The American International Group is reporting, in the fourth quarter, the company will have to take a charge back of over $4 billion in order to secure reserves on what they call long-tail insurance policies. These policies were sold by the company’s Chartis branch which offers property and casualty coverage. The boost is due, in part, to the rising cost of claims and risk management. These long-tail claims generally can take years to resolve and accrue heavy price tags during that period.
There are concerns that AIG has been favoring subpar property and casualty coverage, making them look financially sound but leaving them susceptible to problems in the long-run when claims begin to roll in.
The insurer has pumped money into its Chartis reserve before, in 2010. That year, analyst Todd Bault issued caution concerning AIG and citing as much as an $11 billion shortage in reserve for claims payments. AIG decried the analysis as being faulty, but pumped some $2.3 billion in the reserves. While still far from Bault’s prediction, the additional $4 billion charge puts AIG back quite a bit.
In September of 2010, AIG took part in an agreement to sell two Japanese subsidiaries.
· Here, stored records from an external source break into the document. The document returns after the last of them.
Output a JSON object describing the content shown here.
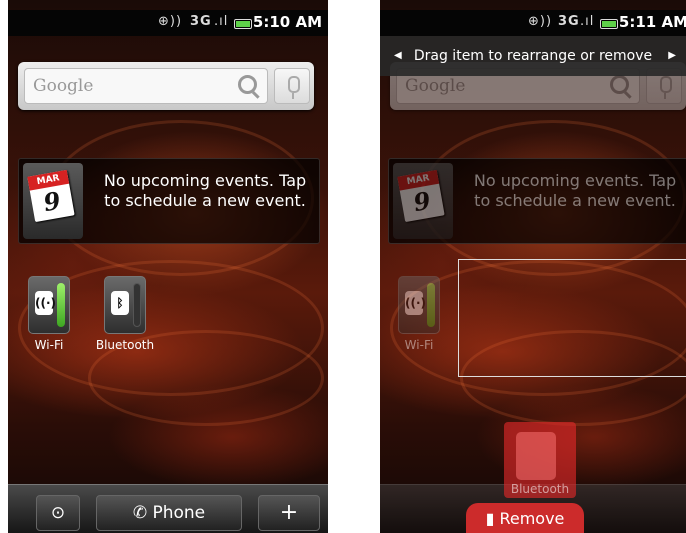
{
  "left_screen": {
    "status": {
      "signal": "3G",
      "time": "5:10 AM"
    },
    "search": {
      "placeholder": "Google"
    },
    "calendar": {
      "month": "MAR",
      "day": "9",
      "text": "No upcoming events. Tap to schedule a new event."
    },
    "toggles": [
      {
        "label": "Wi-Fi",
        "state": "on"
      },
      {
        "label": "Bluetooth",
        "state": "off"
      }
    ],
    "dock": {
      "left_icon": "up-arrow",
      "phone_label": "Phone",
      "plus_label": "+"
    }
  },
  "right_screen": {
    "status": {
      "signal": "3G",
      "time": "5:11 AM"
    },
    "banner": {
      "text": "Drag item to rearrange or remove"
    },
    "search": {
      "placeholder": "Google"
    },
    "calendar": {
      "month": "MAR",
      "day": "9",
      "text": "No upcoming events. Tap to schedule a new event."
    },
    "toggles": [
      {
        "label": "Wi-Fi",
        "state": "on"
      }
    ],
    "dragged_item": {
      "label": "Bluetooth"
    },
    "remove_label": "Remove"
  },
  "colors": {
    "remove_red": "#cc2b2b",
    "toggle_on_green": "#5fd14a",
    "calendar_red": "#d62222"
  }
}
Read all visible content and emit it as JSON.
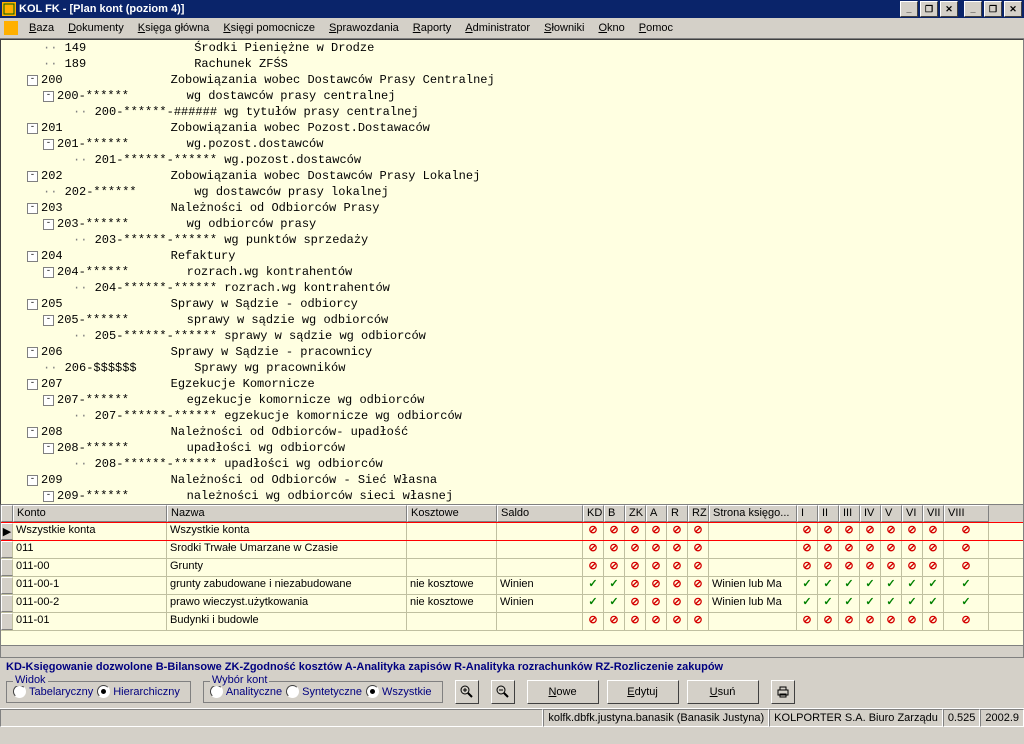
{
  "title": "KOL FK - [Plan kont (poziom 4)]",
  "menu": [
    "Baza",
    "Dokumenty",
    "Księga główna",
    "Księgi pomocnicze",
    "Sprawozdania",
    "Raporty",
    "Administrator",
    "Słowniki",
    "Okno",
    "Pomoc"
  ],
  "tree": [
    {
      "indent": 42,
      "toggle": "",
      "code": "149",
      "desc": "Środki Pieniężne w Drodze"
    },
    {
      "indent": 42,
      "toggle": "",
      "code": "189",
      "desc": "Rachunek ZFŚS"
    },
    {
      "indent": 26,
      "toggle": "-",
      "code": "200",
      "desc": "Zobowiązania wobec Dostawców Prasy Centralnej"
    },
    {
      "indent": 42,
      "toggle": "-",
      "code": "200-******",
      "desc": "wg dostawców prasy centralnej"
    },
    {
      "indent": 72,
      "toggle": "",
      "code": "200-******-######",
      "desc": "wg tytułów prasy centralnej"
    },
    {
      "indent": 26,
      "toggle": "-",
      "code": "201",
      "desc": "Zobowiązania wobec Pozost.Dostawaców"
    },
    {
      "indent": 42,
      "toggle": "-",
      "code": "201-******",
      "desc": "wg.pozost.dostawców"
    },
    {
      "indent": 72,
      "toggle": "",
      "code": "201-******-******",
      "desc": "wg.pozost.dostawców"
    },
    {
      "indent": 26,
      "toggle": "-",
      "code": "202",
      "desc": "Zobowiązania wobec Dostawców Prasy Lokalnej"
    },
    {
      "indent": 42,
      "toggle": "",
      "code": "202-******",
      "desc": "wg dostawców prasy lokalnej"
    },
    {
      "indent": 26,
      "toggle": "-",
      "code": "203",
      "desc": "Należności od Odbiorców Prasy"
    },
    {
      "indent": 42,
      "toggle": "-",
      "code": "203-******",
      "desc": "wg odbiorców prasy"
    },
    {
      "indent": 72,
      "toggle": "",
      "code": "203-******-******",
      "desc": "wg punktów sprzedaży"
    },
    {
      "indent": 26,
      "toggle": "-",
      "code": "204",
      "desc": "Refaktury"
    },
    {
      "indent": 42,
      "toggle": "-",
      "code": "204-******",
      "desc": "rozrach.wg kontrahentów"
    },
    {
      "indent": 72,
      "toggle": "",
      "code": "204-******-******",
      "desc": "rozrach.wg kontrahentów"
    },
    {
      "indent": 26,
      "toggle": "-",
      "code": "205",
      "desc": "Sprawy w Sądzie - odbiorcy"
    },
    {
      "indent": 42,
      "toggle": "-",
      "code": "205-******",
      "desc": "sprawy w sądzie wg odbiorców"
    },
    {
      "indent": 72,
      "toggle": "",
      "code": "205-******-******",
      "desc": "sprawy w sądzie wg odbiorców"
    },
    {
      "indent": 26,
      "toggle": "-",
      "code": "206",
      "desc": "Sprawy w Sądzie - pracownicy"
    },
    {
      "indent": 42,
      "toggle": "",
      "code": "206-$$$$$$",
      "desc": "Sprawy wg pracowników"
    },
    {
      "indent": 26,
      "toggle": "-",
      "code": "207",
      "desc": "Egzekucje Komornicze"
    },
    {
      "indent": 42,
      "toggle": "-",
      "code": "207-******",
      "desc": "egzekucje komornicze wg odbiorców"
    },
    {
      "indent": 72,
      "toggle": "",
      "code": "207-******-******",
      "desc": "egzekucje komornicze wg odbiorców"
    },
    {
      "indent": 26,
      "toggle": "-",
      "code": "208",
      "desc": "Należności od Odbiorców- upadłość"
    },
    {
      "indent": 42,
      "toggle": "-",
      "code": "208-******",
      "desc": "upadłości wg odbiorców"
    },
    {
      "indent": 72,
      "toggle": "",
      "code": "208-******-******",
      "desc": "upadłości wg odbiorców"
    },
    {
      "indent": 26,
      "toggle": "-",
      "code": "209",
      "desc": "Należności od Odbiorców - Sieć Własna"
    },
    {
      "indent": 42,
      "toggle": "-",
      "code": "209-******",
      "desc": "należności wg odbiorców sieci własnej"
    }
  ],
  "grid": {
    "cols": [
      "Konto",
      "Nazwa",
      "Kosztowe",
      "Saldo",
      "KD",
      "B",
      "ZK",
      "A",
      "R",
      "RZ",
      "Strona księgo...",
      "I",
      "II",
      "III",
      "IV",
      "V",
      "VI",
      "VII",
      "VIII"
    ],
    "rows": [
      {
        "ind": "▶",
        "konto": "Wszystkie konta",
        "nazwa": "Wszystkie konta",
        "koszt": "",
        "saldo": "",
        "s1": [
          "n",
          "n",
          "n",
          "n",
          "n",
          "n"
        ],
        "str": "",
        "s2": [
          "n",
          "n",
          "n",
          "n",
          "n",
          "n",
          "n"
        ],
        "v8": "n"
      },
      {
        "ind": "",
        "konto": "011",
        "nazwa": "Srodki Trwałe Umarzane w Czasie",
        "koszt": "",
        "saldo": "",
        "s1": [
          "n",
          "n",
          "n",
          "n",
          "n",
          "n"
        ],
        "str": "",
        "s2": [
          "n",
          "n",
          "n",
          "n",
          "n",
          "n",
          "n"
        ],
        "v8": "n"
      },
      {
        "ind": "",
        "konto": "011-00",
        "nazwa": "Grunty",
        "koszt": "",
        "saldo": "",
        "s1": [
          "n",
          "n",
          "n",
          "n",
          "n",
          "n"
        ],
        "str": "",
        "s2": [
          "n",
          "n",
          "n",
          "n",
          "n",
          "n",
          "n"
        ],
        "v8": "n"
      },
      {
        "ind": "",
        "konto": "011-00-1",
        "nazwa": "grunty zabudowane i niezabudowane",
        "koszt": "nie kosztowe",
        "saldo": "Winien",
        "s1": [
          "y",
          "y",
          "n",
          "n",
          "n",
          "n"
        ],
        "str": "Winien lub Ma",
        "s2": [
          "y",
          "y",
          "y",
          "y",
          "y",
          "y",
          "y"
        ],
        "v8": "y"
      },
      {
        "ind": "",
        "konto": "011-00-2",
        "nazwa": "prawo wieczyst.użytkowania",
        "koszt": "nie kosztowe",
        "saldo": "Winien",
        "s1": [
          "y",
          "y",
          "n",
          "n",
          "n",
          "n"
        ],
        "str": "Winien lub Ma",
        "s2": [
          "y",
          "y",
          "y",
          "y",
          "y",
          "y",
          "y"
        ],
        "v8": "y"
      },
      {
        "ind": "",
        "konto": "011-01",
        "nazwa": "Budynki i budowle",
        "koszt": "",
        "saldo": "",
        "s1": [
          "n",
          "n",
          "n",
          "n",
          "n",
          "n"
        ],
        "str": "",
        "s2": [
          "n",
          "n",
          "n",
          "n",
          "n",
          "n",
          "n"
        ],
        "v8": "n"
      }
    ]
  },
  "legend": "KD-Księgowanie dozwolone  B-Bilansowe  ZK-Zgodność kosztów  A-Analityka zapisów  R-Analityka rozrachunków  RZ-Rozliczenie zakupów",
  "panel": {
    "widok": {
      "title": "Widok",
      "opts": [
        "Tabelaryczny",
        "Hierarchiczny"
      ],
      "sel": 1
    },
    "wybor": {
      "title": "Wybór kont",
      "opts": [
        "Analityczne",
        "Syntetyczne",
        "Wszystkie"
      ],
      "sel": 2
    },
    "btns": [
      "Nowe",
      "Edytuj",
      "Usuń"
    ]
  },
  "status": [
    "kolfk.dbfk.justyna.banasik (Banasik Justyna)",
    "KOLPORTER S.A. Biuro Zarządu",
    "0.525",
    "2002.9"
  ]
}
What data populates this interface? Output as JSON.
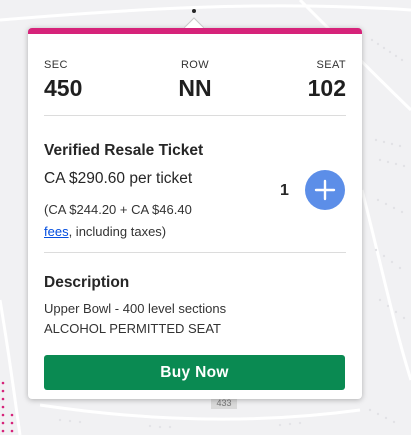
{
  "seat_info": {
    "section": {
      "label": "SEC",
      "value": "450"
    },
    "row": {
      "label": "ROW",
      "value": "NN"
    },
    "seat": {
      "label": "SEAT",
      "value": "102"
    }
  },
  "ticket": {
    "type": "Verified Resale Ticket",
    "price": "CA $290.60",
    "price_suffix": " per ticket",
    "breakdown_prefix": "(CA $244.20 + CA $46.40",
    "fees_link": "fees",
    "breakdown_suffix": ", including taxes)"
  },
  "quantity": {
    "value": "1",
    "add_icon": "plus-icon"
  },
  "description": {
    "title": "Description",
    "lines": [
      "Upper Bowl - 400 level sections",
      "ALCOHOL PERMITTED SEAT"
    ]
  },
  "buy_button": {
    "label": "Buy Now"
  },
  "map": {
    "section_tag": "433"
  },
  "colors": {
    "accent_bar": "#d6237a",
    "buy_button": "#0a8a52",
    "add_button": "#5c8ee8",
    "link": "#024ddf"
  }
}
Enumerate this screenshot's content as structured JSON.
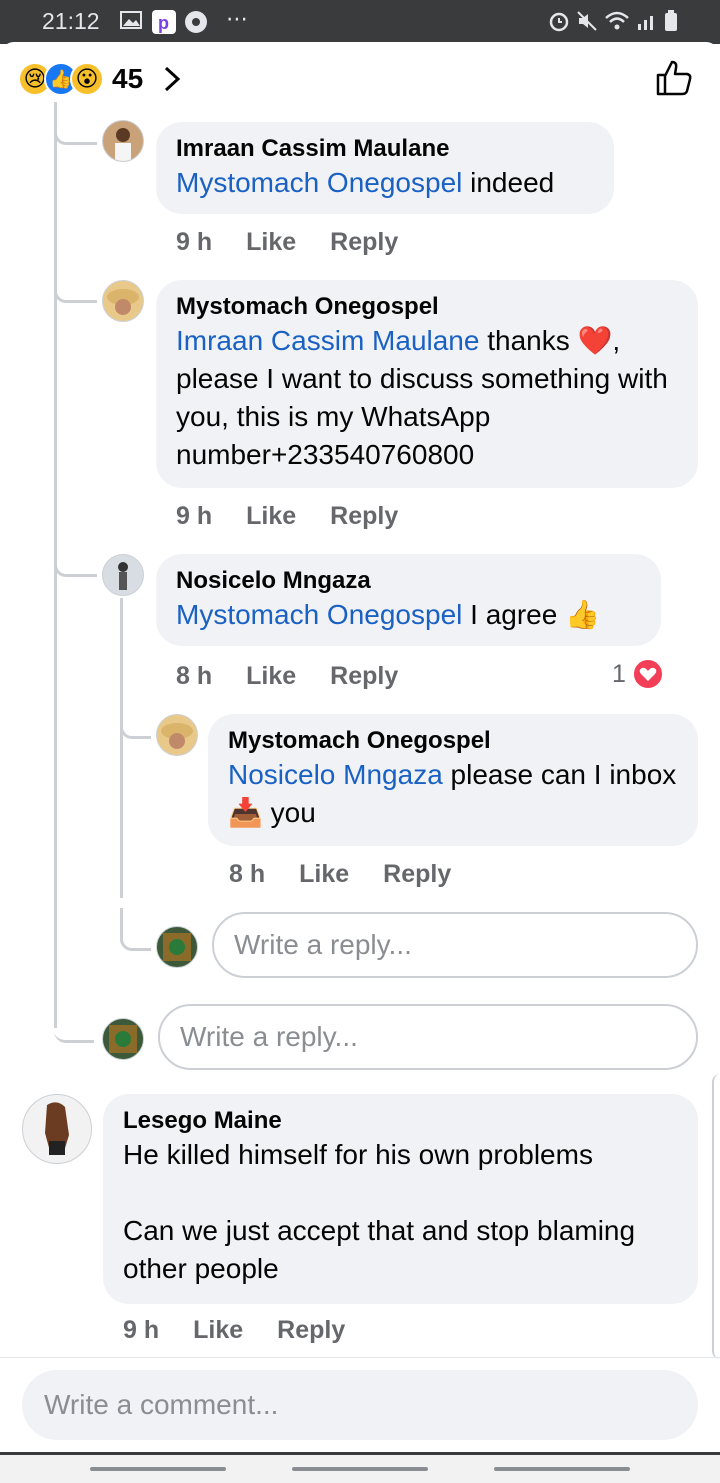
{
  "status_bar": {
    "time": "21:12"
  },
  "header": {
    "reaction_icons": [
      "sad-emoji-icon",
      "like-reaction-icon",
      "wow-emoji-icon"
    ],
    "reaction_count": "45"
  },
  "comments": [
    {
      "author": "Imraan Cassim Maulane",
      "mention": "Mystomach Onegospel",
      "text": " indeed",
      "time": "9 h",
      "like": "Like",
      "reply": "Reply"
    },
    {
      "author": "Mystomach Onegospel",
      "mention": "Imraan Cassim Maulane",
      "text": " thanks ❤️, please I want to discuss something with you, this is my WhatsApp number+233540760800",
      "time": "9 h",
      "like": "Like",
      "reply": "Reply"
    },
    {
      "author": "Nosicelo Mngaza",
      "mention": "Mystomach Onegospel",
      "text": " I agree 👍",
      "time": "8 h",
      "like": "Like",
      "reply": "Reply",
      "reaction_count": "1"
    },
    {
      "author": "Mystomach Onegospel",
      "mention": "Nosicelo Mngaza",
      "text": " please can I inbox 📥 you",
      "time": "8 h",
      "like": "Like",
      "reply": "Reply"
    },
    {
      "author": "Lesego Maine",
      "mention": "",
      "text": "He killed himself for his own problems\n\nCan we just accept that and stop blaming other people",
      "time": "9 h",
      "like": "Like",
      "reply": "Reply"
    }
  ],
  "reply_placeholder": "Write a reply...",
  "comment_placeholder": "Write a comment...",
  "colors": {
    "mention": "#1a61c4",
    "bubble": "#f0f2f5",
    "meta": "#65676b",
    "heart": "#f33e58"
  }
}
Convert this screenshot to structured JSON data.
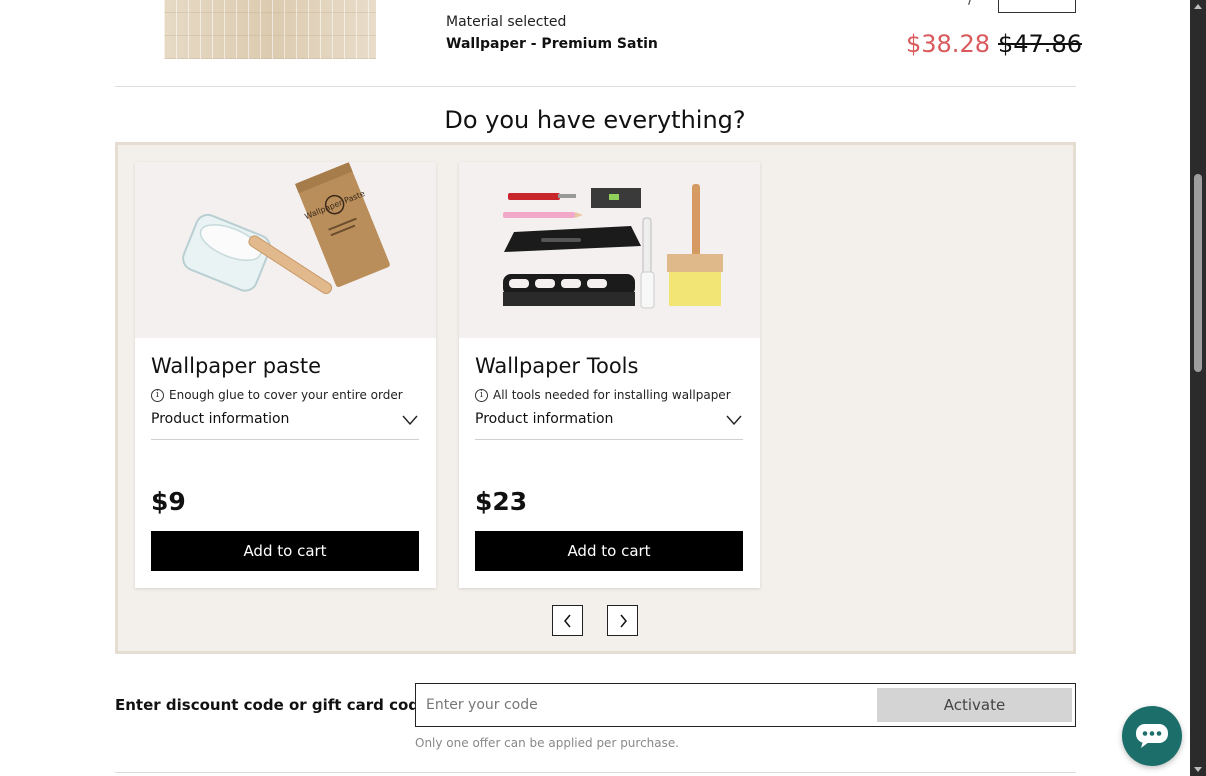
{
  "cart_item": {
    "material_label": "Material selected",
    "material_value": "Wallpaper - Premium Satin",
    "price_sale": "$38.28",
    "price_original": "$47.86"
  },
  "upsell": {
    "title": "Do you have everything?",
    "products": [
      {
        "name": "Wallpaper paste",
        "note": "Enough glue to cover your entire order",
        "info_label": "Product information",
        "price": "$9",
        "button_label": "Add to cart",
        "image_label": "Wallpaper Paste",
        "icon": "paste-image"
      },
      {
        "name": "Wallpaper Tools",
        "note": "All tools needed for installing wallpaper",
        "info_label": "Product information",
        "price": "$23",
        "button_label": "Add to cart",
        "icon": "tools-image"
      }
    ],
    "nav": {
      "prev_icon": "chevron-left-icon",
      "next_icon": "chevron-right-icon"
    }
  },
  "discount": {
    "label": "Enter discount code or gift card code",
    "placeholder": "Enter your code",
    "button_label": "Activate",
    "hint": "Only one offer can be applied per purchase."
  },
  "colors": {
    "sale_price": "#d9595c",
    "chat_button": "#1b6e6a",
    "upsell_bg": "#f3efeb",
    "button_black": "#000000",
    "activate_bg": "#d4d4d4"
  }
}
They have stated that the proceeds will be put towards increasing funding for Chartis.
Catherine Seifert, an insurance analyst at Standard & Poor’s Equity Research wrote “We are encouraged, but not surprised, by this move since AIG’s loss trends indicated to us that reserve were too skimpy.”
The insurer was front and center during the U.S. financial meltdown in 2008 when the Federal Reserve Bank stepped in to help the ailing corporation due to a credit rating downgrade.
AIG has stated that they will withhold their fourth-quarter earnings until February 24, when the market closes.